• Items from a data source:
--- START ---

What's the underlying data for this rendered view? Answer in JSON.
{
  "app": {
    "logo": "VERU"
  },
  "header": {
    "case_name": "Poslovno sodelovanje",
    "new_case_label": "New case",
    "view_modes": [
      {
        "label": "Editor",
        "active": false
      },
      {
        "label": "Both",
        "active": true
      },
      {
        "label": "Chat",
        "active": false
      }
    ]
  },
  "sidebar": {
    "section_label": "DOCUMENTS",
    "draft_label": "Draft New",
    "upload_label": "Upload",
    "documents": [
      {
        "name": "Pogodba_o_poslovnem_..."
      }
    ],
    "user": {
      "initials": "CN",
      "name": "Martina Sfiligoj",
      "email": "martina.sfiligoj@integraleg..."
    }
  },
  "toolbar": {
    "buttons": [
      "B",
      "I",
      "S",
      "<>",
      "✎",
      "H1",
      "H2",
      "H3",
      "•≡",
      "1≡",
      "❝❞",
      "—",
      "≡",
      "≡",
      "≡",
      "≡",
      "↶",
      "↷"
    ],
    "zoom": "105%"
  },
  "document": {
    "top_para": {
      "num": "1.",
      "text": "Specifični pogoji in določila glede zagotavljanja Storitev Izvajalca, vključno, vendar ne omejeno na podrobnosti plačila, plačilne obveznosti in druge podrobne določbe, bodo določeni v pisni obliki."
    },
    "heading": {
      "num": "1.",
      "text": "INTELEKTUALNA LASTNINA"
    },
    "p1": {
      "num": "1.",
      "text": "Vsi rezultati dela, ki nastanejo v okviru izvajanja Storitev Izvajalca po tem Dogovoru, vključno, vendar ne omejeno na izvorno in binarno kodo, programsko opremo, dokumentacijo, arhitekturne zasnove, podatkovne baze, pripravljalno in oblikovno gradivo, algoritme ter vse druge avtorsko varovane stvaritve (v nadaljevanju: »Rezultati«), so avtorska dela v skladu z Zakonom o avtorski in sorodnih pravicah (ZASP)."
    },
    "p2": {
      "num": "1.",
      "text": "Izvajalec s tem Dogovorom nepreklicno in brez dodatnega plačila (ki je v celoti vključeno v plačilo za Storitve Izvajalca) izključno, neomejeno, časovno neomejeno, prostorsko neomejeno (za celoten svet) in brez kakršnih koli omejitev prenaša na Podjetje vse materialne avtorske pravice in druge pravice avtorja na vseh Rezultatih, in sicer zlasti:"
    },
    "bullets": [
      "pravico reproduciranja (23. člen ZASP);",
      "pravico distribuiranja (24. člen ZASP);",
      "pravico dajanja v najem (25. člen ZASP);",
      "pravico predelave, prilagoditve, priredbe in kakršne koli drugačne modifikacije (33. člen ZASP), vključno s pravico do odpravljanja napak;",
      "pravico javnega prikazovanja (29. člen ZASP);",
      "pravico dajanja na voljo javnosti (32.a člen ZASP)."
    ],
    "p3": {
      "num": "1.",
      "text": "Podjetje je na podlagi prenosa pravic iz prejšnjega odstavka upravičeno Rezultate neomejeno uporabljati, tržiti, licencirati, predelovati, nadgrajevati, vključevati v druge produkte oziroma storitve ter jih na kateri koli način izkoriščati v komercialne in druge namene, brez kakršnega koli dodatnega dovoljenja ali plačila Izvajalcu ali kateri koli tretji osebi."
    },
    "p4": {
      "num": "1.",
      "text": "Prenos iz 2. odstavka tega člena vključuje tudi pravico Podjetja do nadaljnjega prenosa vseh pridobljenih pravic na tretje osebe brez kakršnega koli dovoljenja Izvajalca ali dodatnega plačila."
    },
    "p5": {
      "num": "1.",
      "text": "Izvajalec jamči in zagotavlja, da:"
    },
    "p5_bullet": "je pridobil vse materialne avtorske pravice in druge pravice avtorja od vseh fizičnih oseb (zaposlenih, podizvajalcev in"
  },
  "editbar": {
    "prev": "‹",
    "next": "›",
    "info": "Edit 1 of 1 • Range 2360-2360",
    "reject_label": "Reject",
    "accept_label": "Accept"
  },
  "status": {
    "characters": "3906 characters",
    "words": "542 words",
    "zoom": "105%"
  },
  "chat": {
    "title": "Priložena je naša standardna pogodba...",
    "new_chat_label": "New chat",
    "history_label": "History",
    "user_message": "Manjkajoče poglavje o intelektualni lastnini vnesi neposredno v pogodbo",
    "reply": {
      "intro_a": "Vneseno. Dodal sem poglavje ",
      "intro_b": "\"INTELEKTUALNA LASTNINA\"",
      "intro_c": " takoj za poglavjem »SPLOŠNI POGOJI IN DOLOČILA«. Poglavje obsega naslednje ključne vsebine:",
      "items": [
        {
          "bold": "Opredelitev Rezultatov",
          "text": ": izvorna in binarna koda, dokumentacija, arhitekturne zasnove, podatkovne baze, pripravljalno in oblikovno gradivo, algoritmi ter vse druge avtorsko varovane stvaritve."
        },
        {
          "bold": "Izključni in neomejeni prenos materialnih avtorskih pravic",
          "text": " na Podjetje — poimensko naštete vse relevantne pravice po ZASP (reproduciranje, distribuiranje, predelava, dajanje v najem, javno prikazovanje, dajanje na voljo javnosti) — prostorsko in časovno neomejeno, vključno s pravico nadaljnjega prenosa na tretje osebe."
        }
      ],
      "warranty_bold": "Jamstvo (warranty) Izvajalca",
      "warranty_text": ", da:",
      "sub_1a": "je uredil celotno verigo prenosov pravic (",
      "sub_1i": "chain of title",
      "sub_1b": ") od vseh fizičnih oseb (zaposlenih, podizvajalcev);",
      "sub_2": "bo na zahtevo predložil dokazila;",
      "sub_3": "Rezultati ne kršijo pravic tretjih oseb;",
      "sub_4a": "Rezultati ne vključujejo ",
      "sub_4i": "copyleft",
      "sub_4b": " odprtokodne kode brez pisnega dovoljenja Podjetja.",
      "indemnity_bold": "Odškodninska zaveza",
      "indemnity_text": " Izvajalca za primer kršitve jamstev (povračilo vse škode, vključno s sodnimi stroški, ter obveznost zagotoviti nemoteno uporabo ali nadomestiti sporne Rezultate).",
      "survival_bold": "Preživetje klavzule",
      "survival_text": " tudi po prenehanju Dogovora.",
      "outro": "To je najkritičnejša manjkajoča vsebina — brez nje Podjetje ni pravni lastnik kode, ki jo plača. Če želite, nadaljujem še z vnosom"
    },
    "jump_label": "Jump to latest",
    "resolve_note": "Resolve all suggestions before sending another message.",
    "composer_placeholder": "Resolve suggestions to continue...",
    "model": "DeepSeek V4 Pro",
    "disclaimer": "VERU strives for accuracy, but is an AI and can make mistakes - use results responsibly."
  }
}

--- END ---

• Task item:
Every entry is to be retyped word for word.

• Result of the exercise:
What's the underlying data for this rendered view? Answer in JSON.
{
  "app": {
    "logo": "VERU"
  },
  "header": {
    "case_name": "Poslovno sodelovanje",
    "new_case_label": "New case",
    "view_modes": [
      {
        "label": "Editor",
        "active": false
      },
      {
        "label": "Both",
        "active": true
      },
      {
        "label": "Chat",
        "active": false
      }
    ]
  },
  "sidebar": {
    "section_label": "DOCUMENTS",
    "draft_label": "Draft New",
    "upload_label": "Upload",
    "documents": [
      {
        "name": "Pogodba_o_poslovnem_..."
      }
    ],
    "user": {
      "initials": "CN",
      "name": "Martina Sfiligoj",
      "email": "martina.sfiligoj@integraleg..."
    }
  },
  "toolbar": {
    "buttons": [
      "B",
      "I",
      "S",
      "<>",
      "✎",
      "H1",
      "H2",
      "H3",
      "•≡",
      "1≡",
      "❝❞",
      "—",
      "≡",
      "≡",
      "≡",
      "≡",
      "↶",
      "↷"
    ],
    "zoom": "105%"
  },
  "document": {
    "top_para": {
      "num": "1.",
      "text": "Specifični pogoji in določila glede zagotavljanja Storitev Izvajalca, vključno, vendar ne omejeno na podrobnosti plačila, plačilne obveznosti in druge podrobne določbe, bodo določeni v pisni obliki."
    },
    "heading": {
      "num": "1.",
      "text": "INTELEKTUALNA LASTNINA"
    },
    "p1": {
      "num": "1.",
      "text": "Vsi rezultati dela, ki nastanejo v okviru izvajanja Storitev Izvajalca po tem Dogovoru, vključno, vendar ne omejeno na izvorno in binarno kodo, programsko opremo, dokumentacijo, arhitekturne zasnove, podatkovne baze, pripravljalno in oblikovno gradivo, algoritme ter vse druge avtorsko varovane stvaritve (v nadaljevanju: »Rezultati«), so avtorska dela v skladu z Zakonom o avtorski in sorodnih pravicah (ZASP)."
    },
    "p2": {
      "num": "1.",
      "text": "Izvajalec s tem Dogovorom nepreklicno in brez dodatnega plačila (ki je v celoti vključeno v plačilo za Storitve Izvajalca) izključno, neomejeno, časovno neomejeno, prostorsko neomejeno (za celoten svet) in brez kakršnih koli omejitev prenaša na Podjetje vse materialne avtorske pravice in druge pravice avtorja na vseh Rezultatih, in sicer zlasti:"
    },
    "bullets": [
      "pravico reproduciranja (23. člen ZASP);",
      "pravico distribuiranja (24. člen ZASP);",
      "pravico dajanja v najem (25. člen ZASP);",
      "pravico predelave, prilagoditve, priredbe in kakršne koli drugačne modifikacije (33. člen ZASP), vključno s pravico do odpravljanja napak;",
      "pravico javnega prikazovanja (29. člen ZASP);",
      "pravico dajanja na voljo javnosti (32.a člen ZASP)."
    ],
    "p3": {
      "num": "1.",
      "text": "Podjetje je na podlagi prenosa pravic iz prejšnjega odstavka upravičeno Rezultate neomejeno uporabljati, tržiti, licencirati, predelovati, nadgrajevati, vključevati v druge produkte oziroma storitve ter jih na kateri koli način izkoriščati v komercialne in druge namene, brez kakršnega koli dodatnega dovoljenja ali plačila Izvajalcu ali kateri koli tretji osebi."
    },
    "p4": {
      "num": "1.",
      "text": "Prenos iz 2. odstavka tega člena vključuje tudi pravico Podjetja do nadaljnjega prenosa vseh pridobljenih pravic na tretje osebe brez kakršnega koli dovoljenja Izvajalca ali dodatnega plačila."
    },
    "p5": {
      "num": "1.",
      "text": "Izvajalec jamči in zagotavlja, da:"
    },
    "p5_bullet": "je pridobil vse materialne avtorske pravice in druge pravice avtorja od vseh fizičnih oseb (zaposlenih, podizvajalcev in"
  },
  "editbar": {
    "prev": "‹",
    "next": "›",
    "info": "Edit 1 of 1 • Range 2360-2360",
    "reject_label": "Reject",
    "accept_label": "Accept"
  },
  "status": {
    "characters": "3906 characters",
    "words": "542 words",
    "zoom": "105%"
  },
  "chat": {
    "title": "Priložena je naša standardna pogodba...",
    "new_chat_label": "New chat",
    "history_label": "History",
    "user_message": "Manjkajoče poglavje o intelektualni lastnini vnesi neposredno v pogodbo",
    "reply": {
      "intro_a": "Vneseno. Dodal sem poglavje ",
      "intro_b": "\"INTELEKTUALNA LASTNINA\"",
      "intro_c": " takoj za poglavjem »SPLOŠNI POGOJI IN DOLOČILA«. Poglavje obsega naslednje ključne vsebine:",
      "items": [
        {
          "bold": "Opredelitev Rezultatov",
          "text": ": izvorna in binarna koda, dokumentacija, arhitekturne zasnove, podatkovne baze, pripravljalno in oblikovno gradivo, algoritmi ter vse druge avtorsko varovane stvaritve."
        },
        {
          "bold": "Izključni in neomejeni prenos materialnih avtorskih pravic",
          "text": " na Podjetje — poimensko naštete vse relevantne pravice po ZASP (reproduciranje, distribuiranje, predelava, dajanje v najem, javno prikazovanje, dajanje na voljo javnosti) — prostorsko in časovno neomejeno, vključno s pravico nadaljnjega prenosa na tretje osebe."
        }
      ],
      "warranty_bold": "Jamstvo (warranty) Izvajalca",
      "warranty_text": ", da:",
      "sub_1a": "je uredil celotno verigo prenosov pravic (",
      "sub_1i": "chain of title",
      "sub_1b": ") od vseh fizičnih oseb (zaposlenih, podizvajalcev);",
      "sub_2": "bo na zahtevo predložil dokazila;",
      "sub_3": "Rezultati ne kršijo pravic tretjih oseb;",
      "sub_4a": "Rezultati ne vključujejo ",
      "sub_4i": "copyleft",
      "sub_4b": " odprtokodne kode brez pisnega dovoljenja Podjetja.",
      "indemnity_bold": "Odškodninska zaveza",
      "indemnity_text": " Izvajalca za primer kršitve jamstev (povračilo vse škode, vključno s sodnimi stroški, ter obveznost zagotoviti nemoteno uporabo ali nadomestiti sporne Rezultate).",
      "survival_bold": "Preživetje klavzule",
      "survival_text": " tudi po prenehanju Dogovora.",
      "outro": "To je najkritičnejša manjkajoča vsebina — brez nje Podjetje ni pravni lastnik kode, ki jo plača. Če želite, nadaljujem še z vnosom"
    },
    "jump_label": "Jump to latest",
    "resolve_note": "Resolve all suggestions before sending another message.",
    "composer_placeholder": "Resolve suggestions to continue...",
    "model": "DeepSeek V4 Pro",
    "disclaimer": "VERU strives for accuracy, but is an AI and can make mistakes - use results responsibly."
  }
}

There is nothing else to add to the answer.